The latest leak of liquid petroleum gas (LPG) from cylinders causing fire in which an entire family of four perished in Gazipur has now become a dreaded saga. Such leaks and subsequent combustions of pressurised gas have been claiming lives from time to time. It appears people purchase agents of death from the market. There is no way to dismiss such tragedies as natural consequences of unavoidable accidents. The number one query should be if the business of filling or refilling gas in cylinders is in safe hands. Another highly important question concerns the quality of cylinders in use in the country. Even when manufacturers of cylinders ensure high quality LPG cylinders, they can get damaged. More importantly they must inscribe clearly on their cylinders their expiry date so that users can easily see they are not bringing home a date-expired one. If this is made mandatory and production of cylinders is authorised by a government agency like the Bangladesh Institute of Standard and Testing (BIST), manufacture and marketing of substandard cylinders can be legally dealt with.
Notwithstanding such measures at the government level, human error and lack of caution can lead to leak of gas from cylinders. Even such lapses can be taken care of if a portable device is installed near the cylinder. This is called LPG leak detector which is highly sensitive to any unwanted release of gas. It starts sounding alarm bell well before (at 20 per cent) the gas reaches its combustion point. This gives users ample time to take remedial measures. The device is not highly pricey either. Products from China are priced well within Tk 2,000 a set. If import duty is slashed, the price of this highly useful device can be brought down to half or even less. In that case, it can be within the reach of the low-income groups such as those living in slums but using LPG cylinders.
Gases -- including oxygen meant for saving lives of critical patients in hospitals -- stored in cylinders in a compressed state is potentially combustible. So, maximum caution is desirable at every stage of handling all such cylinders. It must be reiterated that CNG cylinders used in cars need to be replaced before they exceed their lifespan. Users often forget to check the expiry date and the inevitable happens. In case of LPG cylinders, they exchange hands quite frequently. All the parties involved need to be careful. Even safe transportation of such cylinders has to be ensured so that they do not develop cracks or get otherwise damaged.
The bottom line here is that the total cylinder business needs to be standardised in order to prevent accidents. There should be an efficient and effective supervisory authority that will be responsible for monitoring the business. Right from the manufacture to the refilling system and down to the mode of transport at the grassroots level, every aspect should be brought under a closer scrutiny.
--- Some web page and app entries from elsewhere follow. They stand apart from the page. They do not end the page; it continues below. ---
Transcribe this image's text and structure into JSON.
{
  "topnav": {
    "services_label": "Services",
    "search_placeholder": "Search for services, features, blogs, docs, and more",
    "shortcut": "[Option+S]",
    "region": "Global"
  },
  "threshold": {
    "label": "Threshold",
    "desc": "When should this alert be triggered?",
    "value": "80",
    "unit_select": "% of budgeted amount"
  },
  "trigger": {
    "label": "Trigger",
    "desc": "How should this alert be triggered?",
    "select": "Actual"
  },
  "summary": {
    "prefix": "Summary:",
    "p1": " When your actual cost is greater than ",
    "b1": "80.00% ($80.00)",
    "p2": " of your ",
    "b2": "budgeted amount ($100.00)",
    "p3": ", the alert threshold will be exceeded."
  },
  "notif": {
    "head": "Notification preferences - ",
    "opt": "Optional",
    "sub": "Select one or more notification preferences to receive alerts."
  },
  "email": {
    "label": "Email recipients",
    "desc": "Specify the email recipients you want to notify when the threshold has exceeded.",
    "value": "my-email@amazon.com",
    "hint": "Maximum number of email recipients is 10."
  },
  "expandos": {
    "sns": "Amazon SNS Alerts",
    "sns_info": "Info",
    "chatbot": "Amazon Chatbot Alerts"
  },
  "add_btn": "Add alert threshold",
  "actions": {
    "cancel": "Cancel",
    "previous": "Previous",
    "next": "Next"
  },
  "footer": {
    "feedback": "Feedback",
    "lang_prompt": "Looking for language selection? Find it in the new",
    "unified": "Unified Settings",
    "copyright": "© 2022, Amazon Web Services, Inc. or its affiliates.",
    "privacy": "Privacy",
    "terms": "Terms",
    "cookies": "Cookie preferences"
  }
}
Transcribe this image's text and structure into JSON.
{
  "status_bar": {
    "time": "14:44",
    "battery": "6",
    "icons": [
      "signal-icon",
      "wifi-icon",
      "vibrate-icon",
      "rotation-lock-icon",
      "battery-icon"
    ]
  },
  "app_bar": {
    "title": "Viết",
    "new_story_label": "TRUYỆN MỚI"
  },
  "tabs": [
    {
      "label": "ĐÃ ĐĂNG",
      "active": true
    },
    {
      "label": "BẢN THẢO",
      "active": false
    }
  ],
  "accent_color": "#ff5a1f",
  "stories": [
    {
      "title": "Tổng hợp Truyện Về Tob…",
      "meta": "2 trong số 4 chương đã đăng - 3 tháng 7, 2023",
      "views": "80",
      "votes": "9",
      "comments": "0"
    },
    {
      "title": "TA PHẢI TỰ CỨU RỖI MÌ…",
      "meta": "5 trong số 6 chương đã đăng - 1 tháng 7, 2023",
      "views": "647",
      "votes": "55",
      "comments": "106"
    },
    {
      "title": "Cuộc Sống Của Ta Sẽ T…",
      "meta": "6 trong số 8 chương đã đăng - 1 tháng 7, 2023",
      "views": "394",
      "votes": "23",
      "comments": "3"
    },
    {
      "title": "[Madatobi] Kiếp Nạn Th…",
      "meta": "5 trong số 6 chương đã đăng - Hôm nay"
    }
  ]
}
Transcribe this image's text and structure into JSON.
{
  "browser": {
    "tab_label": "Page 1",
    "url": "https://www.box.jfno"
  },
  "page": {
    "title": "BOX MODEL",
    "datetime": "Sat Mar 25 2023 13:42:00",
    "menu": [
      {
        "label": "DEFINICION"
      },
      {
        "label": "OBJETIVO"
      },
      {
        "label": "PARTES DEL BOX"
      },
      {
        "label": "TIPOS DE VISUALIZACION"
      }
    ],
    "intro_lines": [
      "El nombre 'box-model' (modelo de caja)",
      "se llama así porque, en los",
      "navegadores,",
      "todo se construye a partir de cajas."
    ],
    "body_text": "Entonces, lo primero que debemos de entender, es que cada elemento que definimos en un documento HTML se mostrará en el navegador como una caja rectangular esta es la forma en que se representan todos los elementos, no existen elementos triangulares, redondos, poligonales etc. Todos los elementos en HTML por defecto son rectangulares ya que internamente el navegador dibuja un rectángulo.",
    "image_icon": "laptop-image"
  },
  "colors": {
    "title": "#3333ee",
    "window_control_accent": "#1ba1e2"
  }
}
Also those deviating from the set rules and regulations should be awarded stringent punishment. After all, here is a business involving an essential service and daily use with potential danger on account of trifle laxity.